▶ **Task instructions**:
A complete answer includes every line below with the word "Documents".

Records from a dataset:
□ □ □

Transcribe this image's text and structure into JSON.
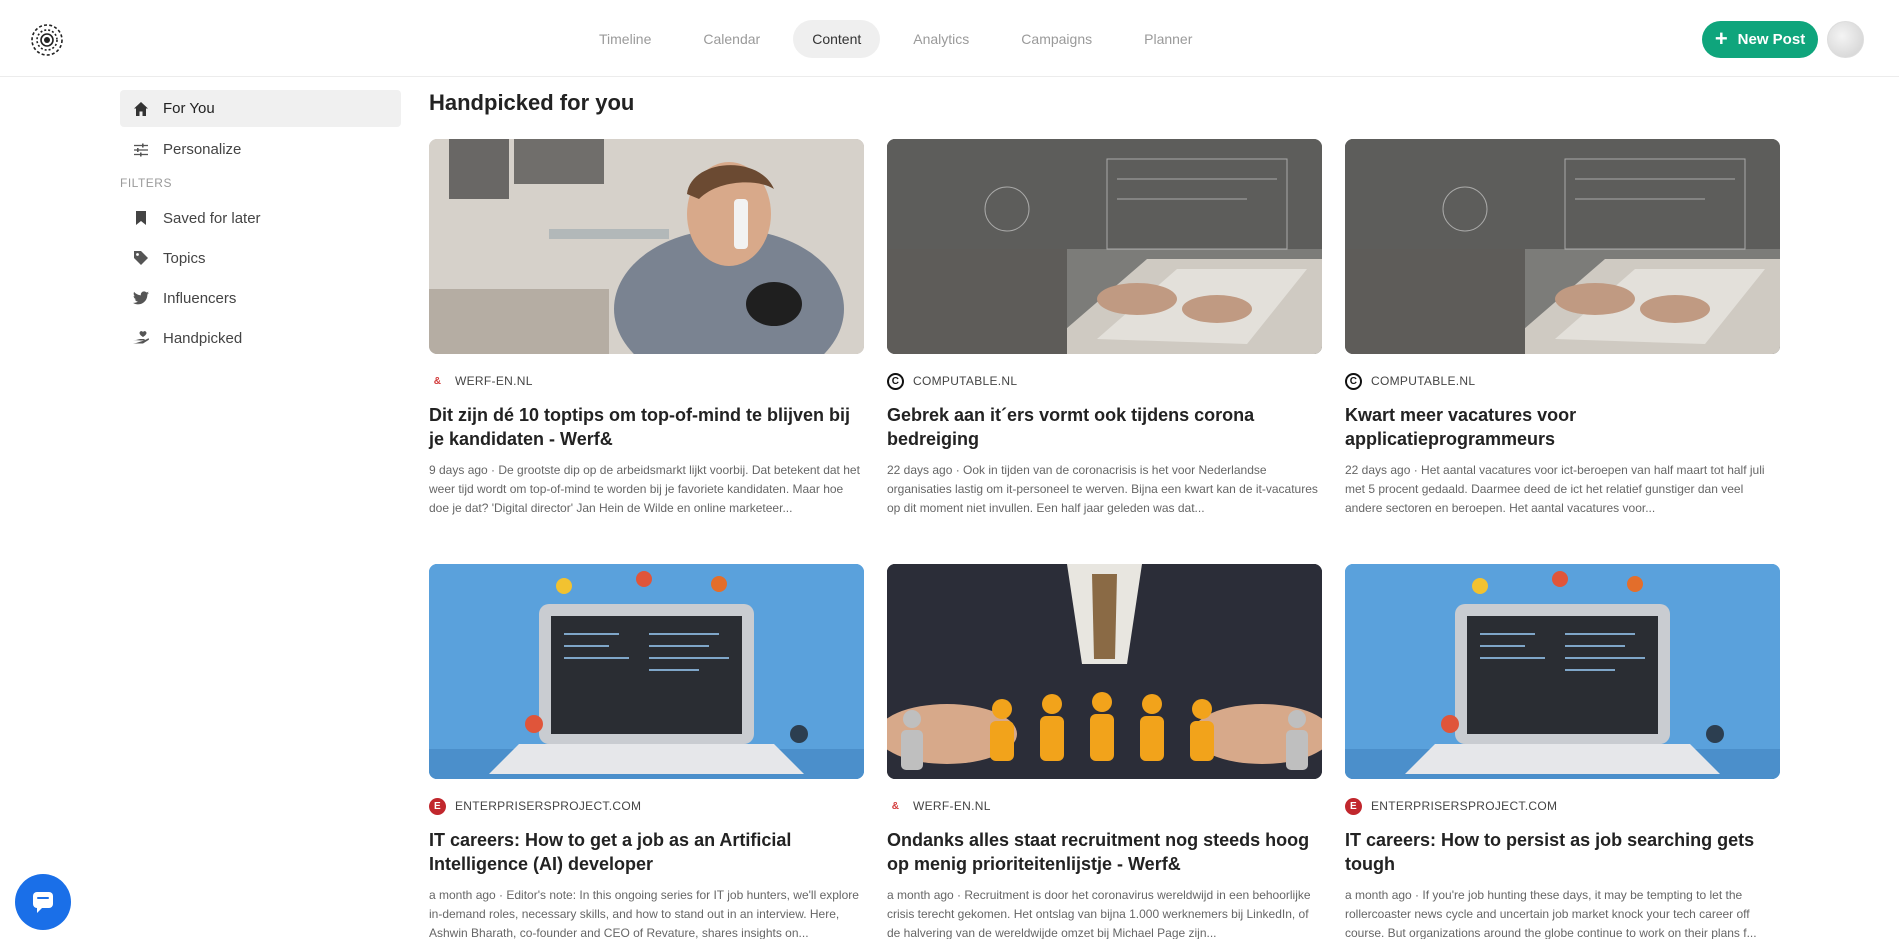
{
  "nav": {
    "tabs": [
      {
        "label": "Timeline"
      },
      {
        "label": "Calendar"
      },
      {
        "label": "Content"
      },
      {
        "label": "Analytics"
      },
      {
        "label": "Campaigns"
      },
      {
        "label": "Planner"
      }
    ],
    "active_tab": "Content",
    "new_post_label": "New Post",
    "accent_color": "#0fa57c"
  },
  "sidebar": {
    "items": [
      {
        "label": "For You",
        "icon": "home-icon"
      },
      {
        "label": "Personalize",
        "icon": "sliders-icon"
      }
    ],
    "filters_heading": "FILTERS",
    "filters": [
      {
        "label": "Saved for later",
        "icon": "bookmark-icon"
      },
      {
        "label": "Topics",
        "icon": "tag-icon"
      },
      {
        "label": "Influencers",
        "icon": "twitter-icon"
      },
      {
        "label": "Handpicked",
        "icon": "hand-heart-icon"
      }
    ]
  },
  "main": {
    "title": "Handpicked for you",
    "cards": [
      {
        "source": "WERF-EN.NL",
        "source_icon": "werf-logo-icon",
        "title": "Dit zijn dé 10 toptips om top-of-mind te blijven bij je kandidaten - Werf&",
        "description": "9 days ago · De grootste dip op de arbeidsmarkt lijkt voorbij. Dat betekent dat het weer tijd wordt om top-of-mind te worden bij je favoriete kandidaten. Maar hoe doe je dat? 'Digital director' Jan Hein de Wilde en online marketeer..."
      },
      {
        "source": "COMPUTABLE.NL",
        "source_icon": "computable-logo-icon",
        "title": "Gebrek aan it´ers vormt ook tijdens corona bedreiging",
        "description": "22 days ago · Ook in tijden van de coronacrisis is het voor Nederlandse organisaties lastig om it-personeel te werven. Bijna een kwart kan de it-vacatures op dit moment niet invullen. Een half jaar geleden was dat..."
      },
      {
        "source": "COMPUTABLE.NL",
        "source_icon": "computable-logo-icon",
        "title": "Kwart meer vacatures voor applicatieprogrammeurs",
        "description": "22 days ago · Het aantal vacatures voor ict-beroepen van half maart tot half juli met 5 procent gedaald. Daarmee deed de ict het relatief gunstiger dan veel andere sectoren en beroepen. Het aantal vacatures voor..."
      },
      {
        "source": "ENTERPRISERSPROJECT.COM",
        "source_icon": "enterprisers-logo-icon",
        "title": "IT careers: How to get a job as an Artificial Intelligence (AI) developer",
        "description": "a month ago · Editor's note: In this ongoing series for IT job hunters, we'll explore in-demand roles, necessary skills, and how to stand out in an interview. Here, Ashwin Bharath, co-founder and CEO of Revature, shares insights on..."
      },
      {
        "source": "WERF-EN.NL",
        "source_icon": "werf-logo-icon",
        "title": "Ondanks alles staat recruitment nog steeds hoog op menig prioriteitenlijstje - Werf&",
        "description": "a month ago · Recruitment is door het coronavirus wereldwijd in een behoorlijke crisis terecht gekomen. Het ontslag van bijna 1.000 werknemers bij LinkedIn, of de halvering van de wereldwijde omzet bij Michael Page zijn..."
      },
      {
        "source": "ENTERPRISERSPROJECT.COM",
        "source_icon": "enterprisers-logo-icon",
        "title": "IT careers: How to persist as job searching gets tough",
        "description": "a month ago · If you're job hunting these days, it may be tempting to let the rollercoaster news cycle and uncertain job market knock your tech career off course. But organizations around the globe continue to work on their plans f..."
      }
    ]
  }
}
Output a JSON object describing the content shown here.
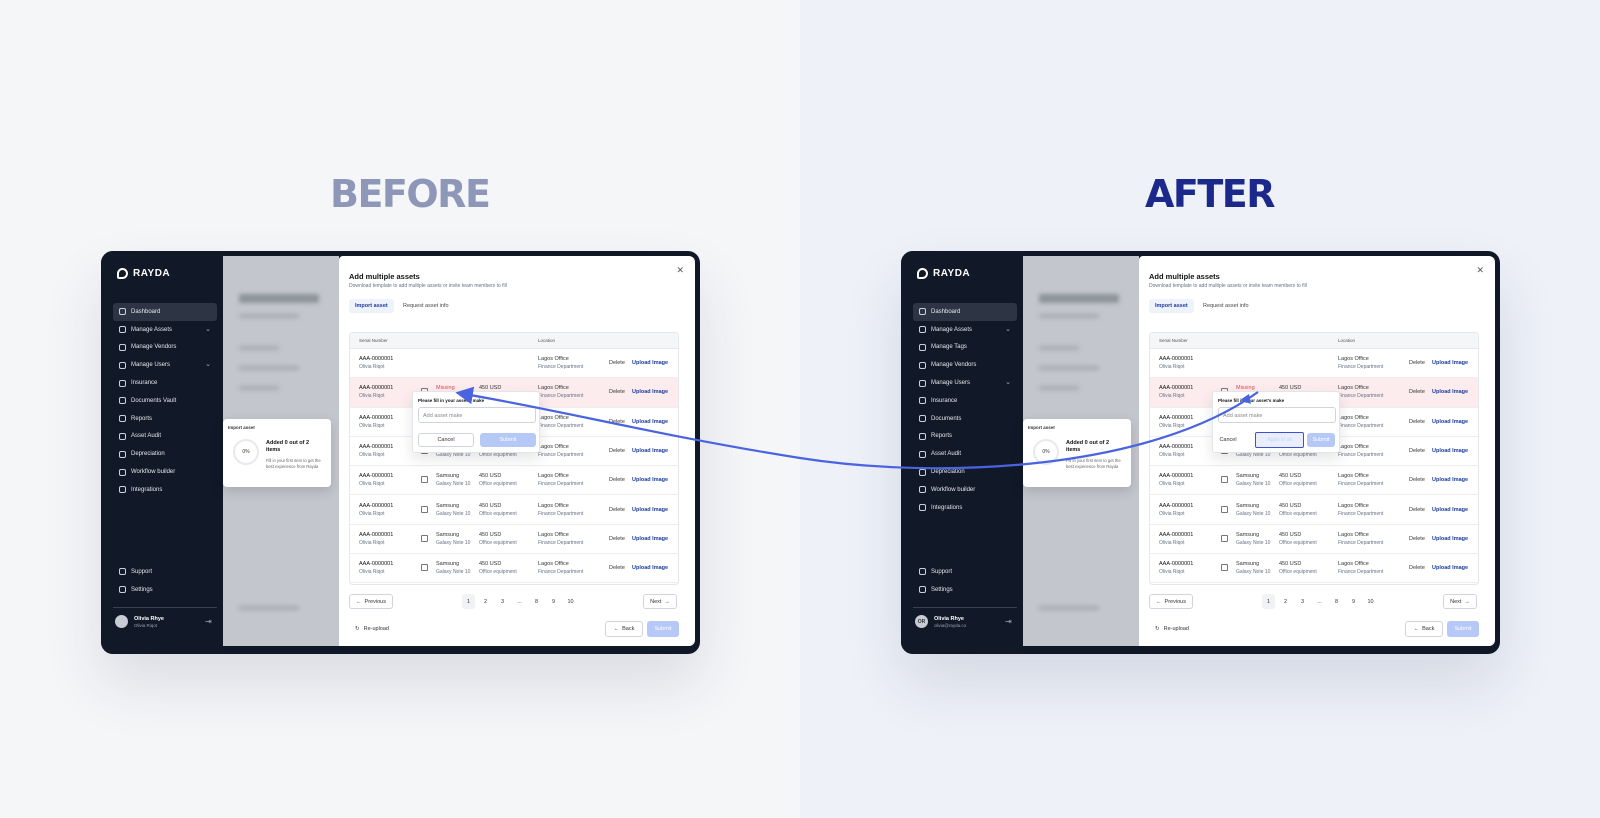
{
  "labels": {
    "before": "BEFORE",
    "after": "AFTER"
  },
  "colors": {
    "accent": "#1b3a9e",
    "arrow": "#4a63e0",
    "missing": "#e5484d",
    "sidebar": "#111827"
  },
  "left": {
    "sidebar": {
      "brand": "RAYDA",
      "items": [
        {
          "label": "Dashboard",
          "icon": "dashboard-icon",
          "chevron": ""
        },
        {
          "label": "Manage Assets",
          "icon": "box-icon",
          "chevron": "⌄"
        },
        {
          "label": "Manage Vendors",
          "icon": "vendor-icon",
          "chevron": ""
        },
        {
          "label": "Manage Users",
          "icon": "users-icon",
          "chevron": "⌄"
        },
        {
          "label": "Insurance",
          "icon": "shield-icon",
          "chevron": ""
        },
        {
          "label": "Documents Vault",
          "icon": "document-icon",
          "chevron": ""
        },
        {
          "label": "Reports",
          "icon": "report-icon",
          "chevron": ""
        },
        {
          "label": "Asset Audit",
          "icon": "audit-icon",
          "chevron": ""
        },
        {
          "label": "Depreciation",
          "icon": "depreciation-icon",
          "chevron": ""
        },
        {
          "label": "Workflow builder",
          "icon": "workflow-icon",
          "chevron": ""
        },
        {
          "label": "Integrations",
          "icon": "integrations-icon",
          "chevron": ""
        }
      ],
      "bottom": [
        {
          "label": "Support"
        },
        {
          "label": "Settings"
        }
      ],
      "user": {
        "name": "Olivia Rhye",
        "sub": "Olivia Riqot",
        "initials": ""
      }
    },
    "popover": {
      "label": "Please fill in your asset's make",
      "placeholder": "Add asset make",
      "cancel": "Cancel",
      "submit": "Submit",
      "apply": ""
    }
  },
  "right": {
    "sidebar": {
      "brand": "RAYDA",
      "items": [
        {
          "label": "Dashboard",
          "icon": "dashboard-icon",
          "chevron": ""
        },
        {
          "label": "Manage Assets",
          "icon": "box-icon",
          "chevron": "⌄"
        },
        {
          "label": "Manage Tags",
          "icon": "tag-icon",
          "chevron": ""
        },
        {
          "label": "Manage Vendors",
          "icon": "vendor-icon",
          "chevron": ""
        },
        {
          "label": "Manage Users",
          "icon": "users-icon",
          "chevron": "⌄"
        },
        {
          "label": "Insurance",
          "icon": "shield-icon",
          "chevron": ""
        },
        {
          "label": "Documents",
          "icon": "document-icon",
          "chevron": ""
        },
        {
          "label": "Reports",
          "icon": "report-icon",
          "chevron": ""
        },
        {
          "label": "Asset Audit",
          "icon": "audit-icon",
          "chevron": ""
        },
        {
          "label": "Depreciation",
          "icon": "depreciation-icon",
          "chevron": ""
        },
        {
          "label": "Workflow builder",
          "icon": "workflow-icon",
          "chevron": ""
        },
        {
          "label": "Integrations",
          "icon": "integrations-icon",
          "chevron": ""
        }
      ],
      "bottom": [
        {
          "label": "Support"
        },
        {
          "label": "Settings"
        }
      ],
      "user": {
        "name": "Olivia Rhye",
        "sub": "olivia@rayda.co",
        "initials": "OR"
      }
    },
    "popover": {
      "label": "Please fill in your asset's make",
      "placeholder": "Add asset make",
      "cancel": "Cancel",
      "submit": "Submit",
      "apply": "Apply to all"
    }
  },
  "modal": {
    "title": "Add multiple assets",
    "subtitle": "Download template to add multiple assets or invite team members to fill",
    "tabs": [
      "Import asset",
      "Request asset info"
    ],
    "columns": [
      "Serial Number",
      "Location"
    ],
    "rows": [
      {
        "serial": "AAA-0000001",
        "owner": "Olivia Riqot",
        "make": "",
        "model": "",
        "price": "",
        "category": "",
        "location": "Lagos Office",
        "dept": "Finance Department",
        "missing": false,
        "hidden": true
      },
      {
        "serial": "AAA-0000001",
        "owner": "Olivia Riqot",
        "make": "Missing",
        "model": "Galaxy Note 10",
        "price": "450 USD",
        "category": "Office equipment",
        "location": "Lagos Office",
        "dept": "Finance Department",
        "missing": true,
        "hidden": false
      },
      {
        "serial": "AAA-0000001",
        "owner": "Olivia Riqot",
        "make": "Samsung",
        "model": "Galaxy Note 10",
        "price": "450 USD",
        "category": "Office equipment",
        "location": "Lagos Office",
        "dept": "Finance Department",
        "missing": false,
        "hidden": false
      },
      {
        "serial": "AAA-0000001",
        "owner": "Olivia Riqot",
        "make": "Samsung",
        "model": "Galaxy Note 10",
        "price": "450 USD",
        "category": "Office equipment",
        "location": "Lagos Office",
        "dept": "Finance Department",
        "missing": false,
        "hidden": false
      },
      {
        "serial": "AAA-0000001",
        "owner": "Olivia Riqot",
        "make": "Samsung",
        "model": "Galaxy Note 10",
        "price": "450 USD",
        "category": "Office equipment",
        "location": "Lagos Office",
        "dept": "Finance Department",
        "missing": false,
        "hidden": false
      },
      {
        "serial": "AAA-0000001",
        "owner": "Olivia Riqot",
        "make": "Samsung",
        "model": "Galaxy Note 10",
        "price": "450 USD",
        "category": "Office equipment",
        "location": "Lagos Office",
        "dept": "Finance Department",
        "missing": false,
        "hidden": false
      },
      {
        "serial": "AAA-0000001",
        "owner": "Olivia Riqot",
        "make": "Samsung",
        "model": "Galaxy Note 10",
        "price": "450 USD",
        "category": "Office equipment",
        "location": "Lagos Office",
        "dept": "Finance Department",
        "missing": false,
        "hidden": false
      },
      {
        "serial": "AAA-0000001",
        "owner": "Olivia Riqot",
        "make": "Samsung",
        "model": "Galaxy Note 10",
        "price": "450 USD",
        "category": "Office equipment",
        "location": "Lagos Office",
        "dept": "Finance Department",
        "missing": false,
        "hidden": false
      }
    ],
    "row_actions": {
      "delete": "Delete",
      "upload": "Upload Image"
    },
    "pagination": {
      "previous": "Previous",
      "next": "Next",
      "pages": [
        "1",
        "2",
        "3",
        "...",
        "8",
        "9",
        "10"
      ],
      "current": "1"
    },
    "reupload": "Re-upload",
    "back": "Back",
    "submit": "Submit"
  },
  "import_card": {
    "title": "Import asset",
    "progress": "0%",
    "headline": "Added 0 out of 2 items",
    "body": "Fill in your first item to get the best experience from Rayda"
  }
}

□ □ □

▶ **Result below**:
          "label": "Documents Vault",
          "label": "Documents",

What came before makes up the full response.